Art before the early 1920’s was “old-fashioned” compared to new art movements called Constructivism. Constructivism was said to be the future of art, through the fact that it wanted to rid of the autonomous side of art and bring forth a more realistic art style. Constructivism contained new tools, a new style, and artists who wanted to move forward. Ultimately, the main goal of Constructivism was to spring the people of Russia into the future; however, Constructivism greatly focused on changing the thoughts about artists as only artists towards thinking of artists as more, such as architects, carpenters, or mathematicians.

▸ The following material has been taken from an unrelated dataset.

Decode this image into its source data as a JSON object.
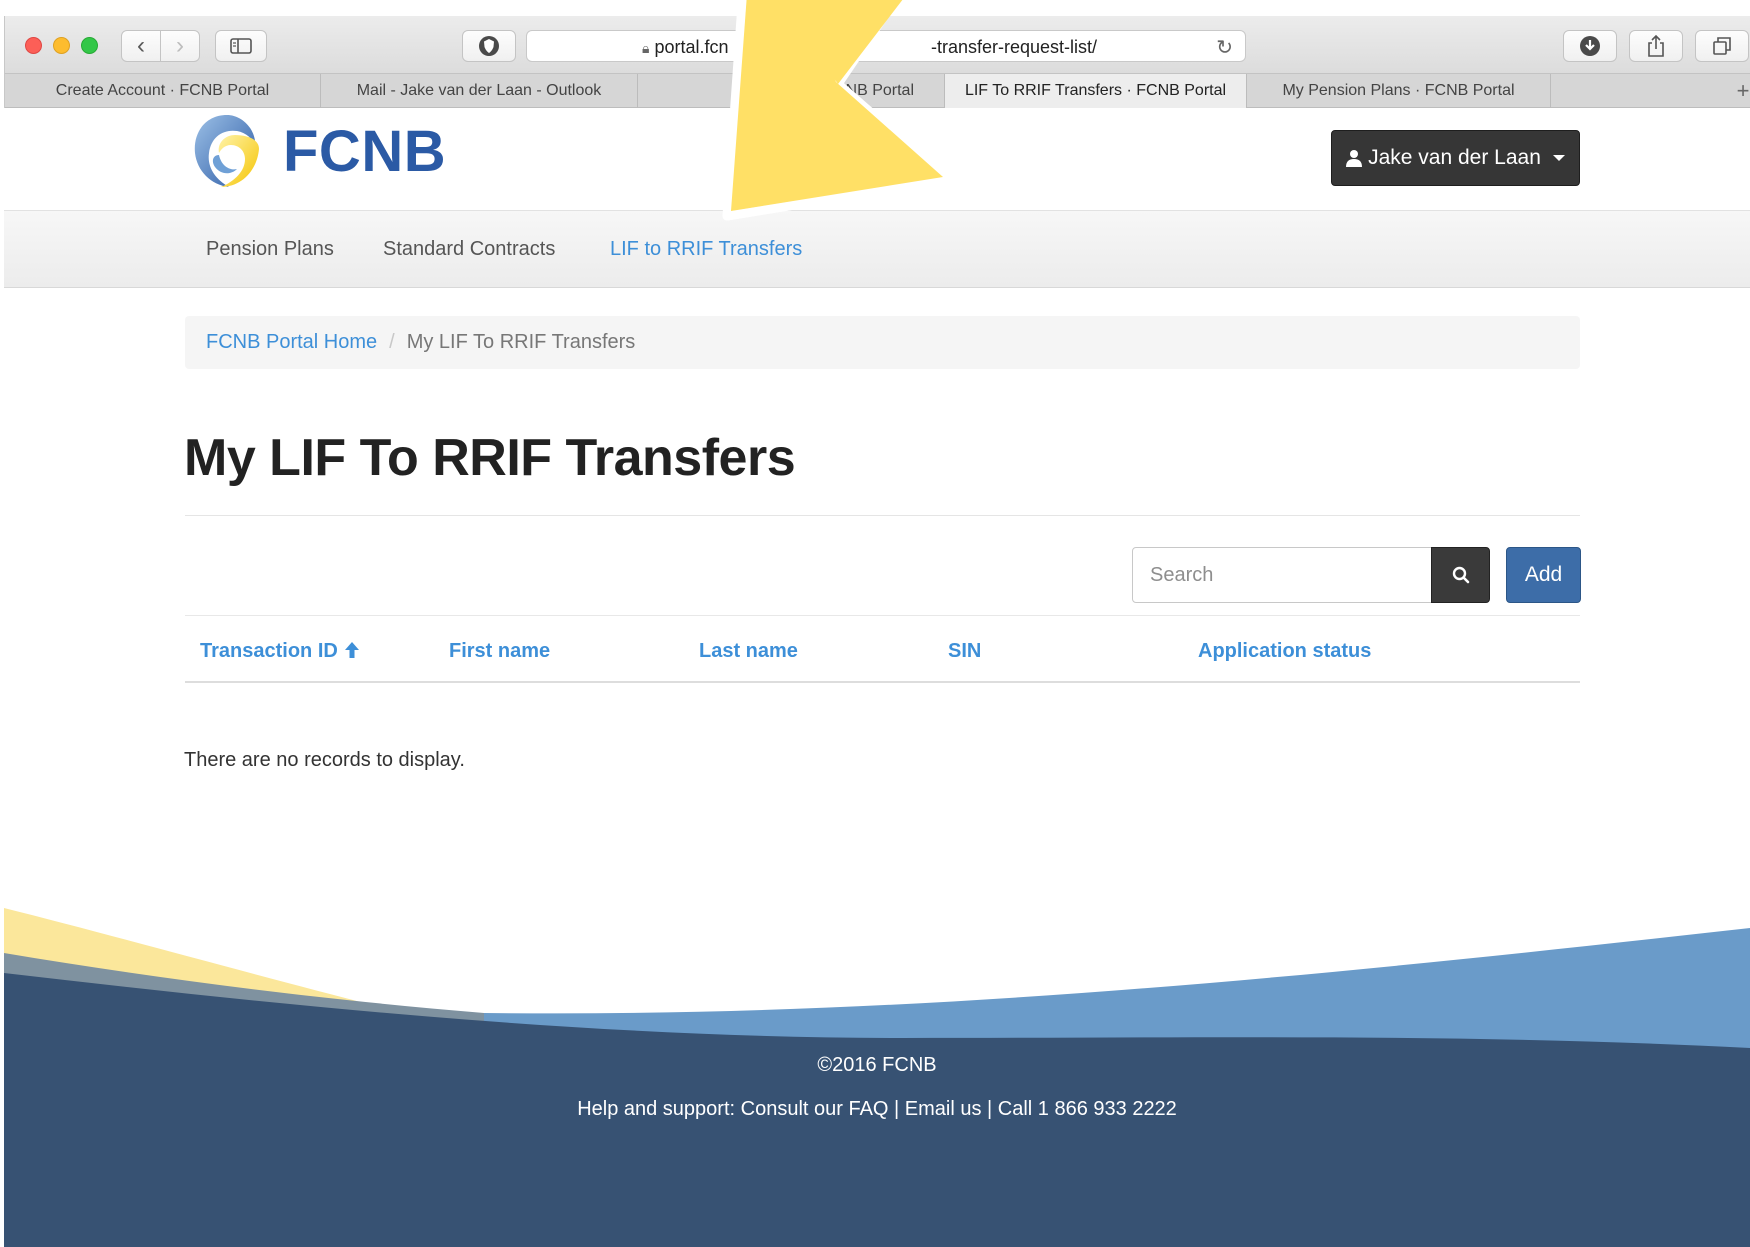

Many artists began to create interesting art without the use of paint and instead used materials such as wood, glass, and wire. With using these items, the artists moved toward a more realistic life of art. Constructivist wanted their works to extend beyond the canvas on which their art was created and also to use materials outside of paint to create masterpieces that would place them into a category outside of only being a painter/artist.
One Constructivist was El Lissitzky. He created numerous types of constructivist art that had a significant meaning of change. The meaning of his artwork is what made his art so popular. His art expressed more than just a feeling, but a movement towards the future. Lissitzky’s constructivist works all give a reminder of the past, while showing revolutionary changes of the future, meaning that his art was not a type of art created to forget the past, but created a movement of change towards the future.
Aleksandr Rodchenko was one of the founding fathers of this artistic movement. His intuitive mind and creative way of thinking helped him fulfill the qualities of Constructivism and put him amongst the elite artists in the world. His works expressed the elements of geometry usage, illusion of reality, & the idea of infinity (art extending beyond the canvas).
Vladimir Tatlin was considered another founding father of Russian Constructivism. Like Rodchenko, Tatlin sought to liberate art from frames and boundaries, making them three-dimensional in “real space”. Tatlin believed that while art should be visually pleasing, it should also serve a function. Tatlin’s use of practical and utilitarian materials reflected this belief in his Constructivist sculptures and models.
The Constructivist art movement related to Productivism in that the movements both believed art should be functional in society, as well as make a smooth transition in civilization to a more productive and modern population. Lissitzky, Rodchenko, and Tatlin agreed with and practiced these Constuctivist/Productivist values.